10 Reasons for a moratorium
10 Reasons Why a Moratorium Would be Good
Originally published in The Westmore News, Feb 8th, 2023
At the Monday, Feb 5th Board of Trustees meeting, the Trustees voted to write legislation for a one year moratorium on development. This was in part a response to what seemed to be a clear threat of legal action from a developer’s lawyer, but there are many reasons this could be extremely helpful to Port Chester as a whole. It’s become obvious that the Form Based Code had many problems and has thus far been addressed in a piecemeal, ineffective fashion. A one year moratorium would allow MANY issues to be addressed in a much more functional and positive way. The moratorium would NOT affect homes that are simply adding improvements, like a patio. Most Trustees were very clear that they wanted to make sure this did not impede improvements done by regular people.
Here are some clear benefits. If you see any that are important to you, WRITE the Mayor and Board of Trustees to support the moratorium!
1] If errors have been made in providing public notice of changes, this is a good chance for the Village to avoid lawsuits.
2] The Village needs a COMPREHENSIVE traffic study, not piecemeal studies. This is obvious!
3] Much of the new development is focused on providing luxury apartments, but is this the kind of housing Port Chester needs? This doesn’t seem to reflect our requirements.
4] Firefighters have expressed concerns about the heights and designs of the new buildings. Having a year to look closely at how these new buildings would save us a lot of heartache in the future.
5] A year would give the Village an opportunity to make the back and forth between the Industrial Development Agency [the IDA] and the Village clear. Given that the IDA rewards PILOTs [Payments In Lieu Of Taxes], every single taxpayer in Port Chester should know how these decisions are made. Why not build in a regularly schedule presentation by the IDA to the BOT so we can all understand the process?

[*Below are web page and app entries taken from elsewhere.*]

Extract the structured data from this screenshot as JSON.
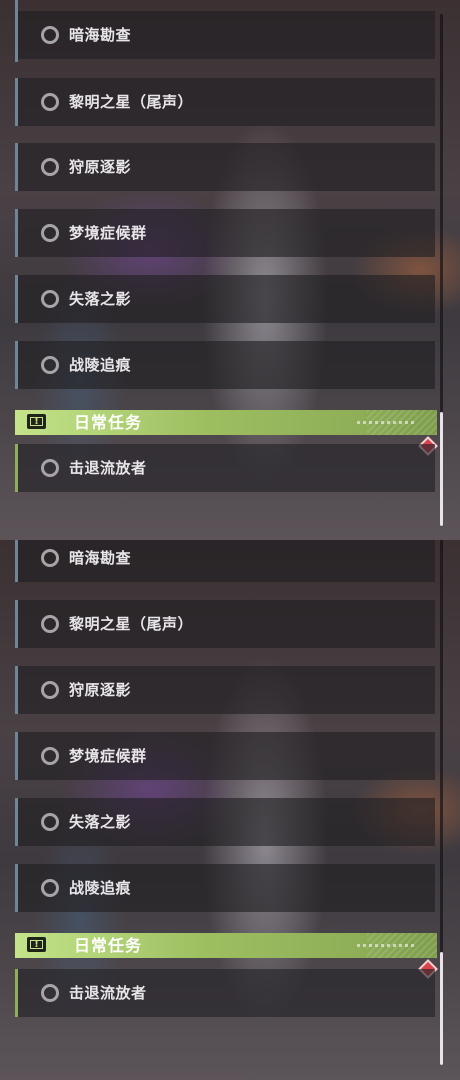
{
  "top_panel": {
    "quests": [
      {
        "label": "暗海勘查"
      },
      {
        "label": "黎明之星（尾声）"
      },
      {
        "label": "狩原逐影"
      },
      {
        "label": "梦境症候群"
      },
      {
        "label": "失落之影"
      },
      {
        "label": "战陵追痕"
      }
    ],
    "daily_header": {
      "title": "日常任务",
      "icon": "alert-icon"
    },
    "daily_quests": [
      {
        "label": "击退流放者"
      }
    ],
    "marker_icon": "diamond-marker-icon"
  },
  "bottom_panel": {
    "quests": [
      {
        "label": "暗海勘查"
      },
      {
        "label": "黎明之星（尾声）"
      },
      {
        "label": "狩原逐影"
      },
      {
        "label": "梦境症候群"
      },
      {
        "label": "失落之影"
      },
      {
        "label": "战陵追痕"
      }
    ],
    "daily_header": {
      "title": "日常任务",
      "icon": "alert-icon"
    },
    "daily_quests": [
      {
        "label": "击退流放者"
      }
    ],
    "marker_icon": "diamond-marker-icon"
  },
  "colors": {
    "daily_header_green": "#b2d474",
    "row_accent_blue": "#6f8696",
    "row_accent_green": "#8fae5a",
    "marker_red": "#d9434e"
  }
}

6] Port Chester has a large number of trained and qualified tradespeople who could be employed in all new developments, but the IDA hasn't required local labor for new developments. Why not?
7] Understanding what the impact would be on local businesses would help us make sure new development is truly beneficial to local businesses. We have a lot of small businesses - will they be able to afford the huge retail spaces in these new developments? The answer is pretty clearly no. We should address this.
8] Clearly all of this development will affect our schools. Again, if we only look at each building individually, we are doing our school system a disservice. We should both think and plan ahead.
9] Many people have pointed out that a lot of the new buildings are gigantic glass and steel boxes. The Form Based Code did away with maximum lot and building sizes, increased heights tremendously, and requires a very high percentage of glass in new buildings, which means they cannot blend with surrounding buildings. The lack of Architectural Review Board means there is no supervision for these new buildings. This could be fixed in a year.
10] Over and over again, people have come to meetings and stood at the mic and said the same thing; “I did not know this development was happening until recently.” The BOT could take the year to reach out to people in Port Chester and get their feedback. Passing the FBC at the height of the pandemic meant that most people were left in the dark. Let’s fix that.
The people of Port Chester LOVE their village and want the best for it. A one year moratorium on development gives us the chance to fix the many, many errors in the FBC and make development better; we should all share both the benefits and burdens of development equitably.